Thus I have sent my dear sister a few of my secret thoughts upon these things. But, as Milton says,

"I find no end, in wondering mazes lost;"

and yet there is a secret pleasure in soaring and diving, though I can neither reach the top nor fathom the bottom.

Whatever name the Lord's elect are called by, the Saviour is generally set forth or represented by something suitable to it. They are debtor, and he the surety; subjects, and he the king; children, and he the father; lion's whelps, and he the lion; lambs, &c. and he was represented by the ram. A lamb slain from the foundation of the world he is, and that in a two-fold sense: first, in the purpose of God; and, in the next place, he was typically slain by Abel's sacrifice.

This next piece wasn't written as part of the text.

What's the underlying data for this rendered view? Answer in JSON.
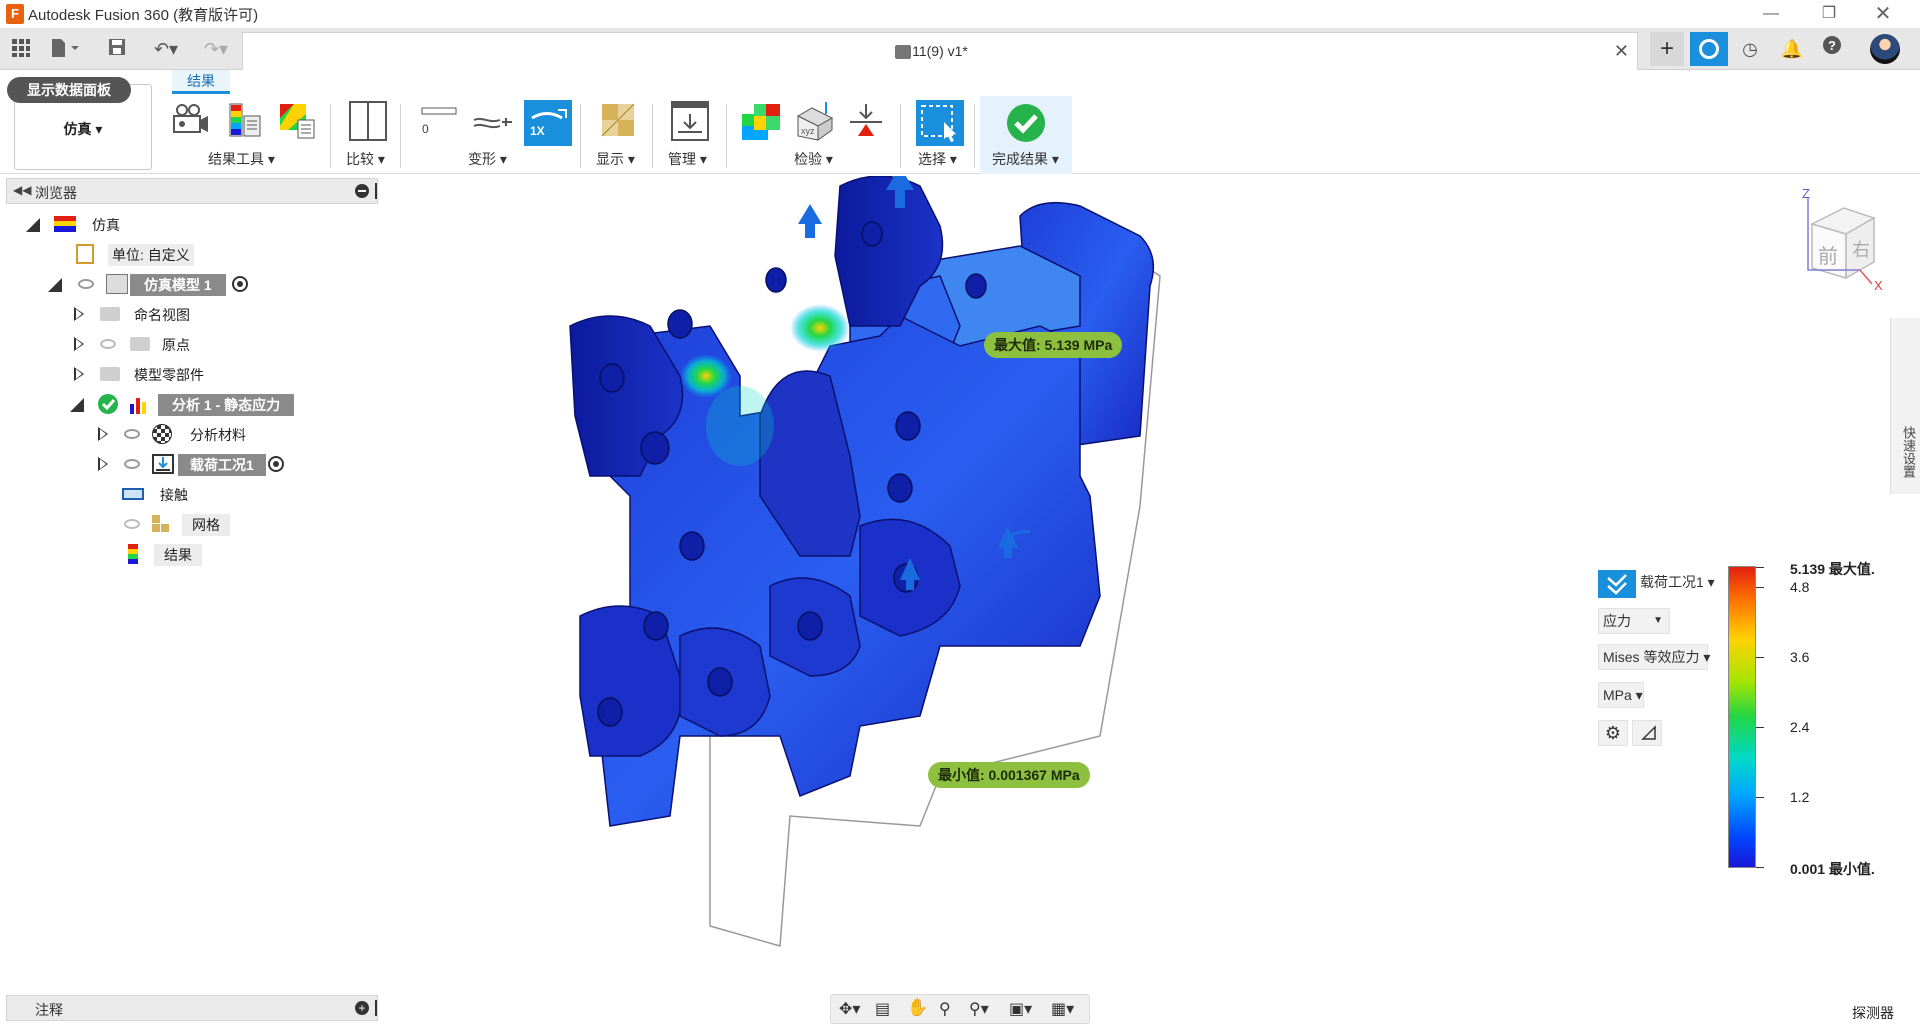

It is true, he did not suffer in his divine nature; he was" put to death in the flesh, but quickened by the Spirit;" he suffered in the flesh, and bore our sins in his own body upon the tree. Yet, you have no call to wonder at his being typified both by the ram and the lamb, when the scriptures often set him forth both in his seniority and in his youth. In the book of Daniel, where he is represented as the judge of quick and dead, the hair of his head is said to be as white as the pure wool; and he is the Ancient of Days; but in the Song of Solomon, where he is described as a wooer, his locks are said to be bushy, and black as a raven.

The best knowledge, and the safest that thou wilt ever attain to respecting the Trinity, in this world, is, a knowledge of God the Father's love shed abroad in the heart. This says, "Yea, I have loved thee, and with loving-kindness have I drawn thee." The next is the voice of the blood of sprinkling, which speaks pardon, peace, and reconciliation, which are better things than the blood of Abel. The third is the Spirit's voice, crying, Abba, Father. These are the witnesses of the Trinity; and these three agree one. The Lord for ever bless thee.

The Desert.

Noctua Aurita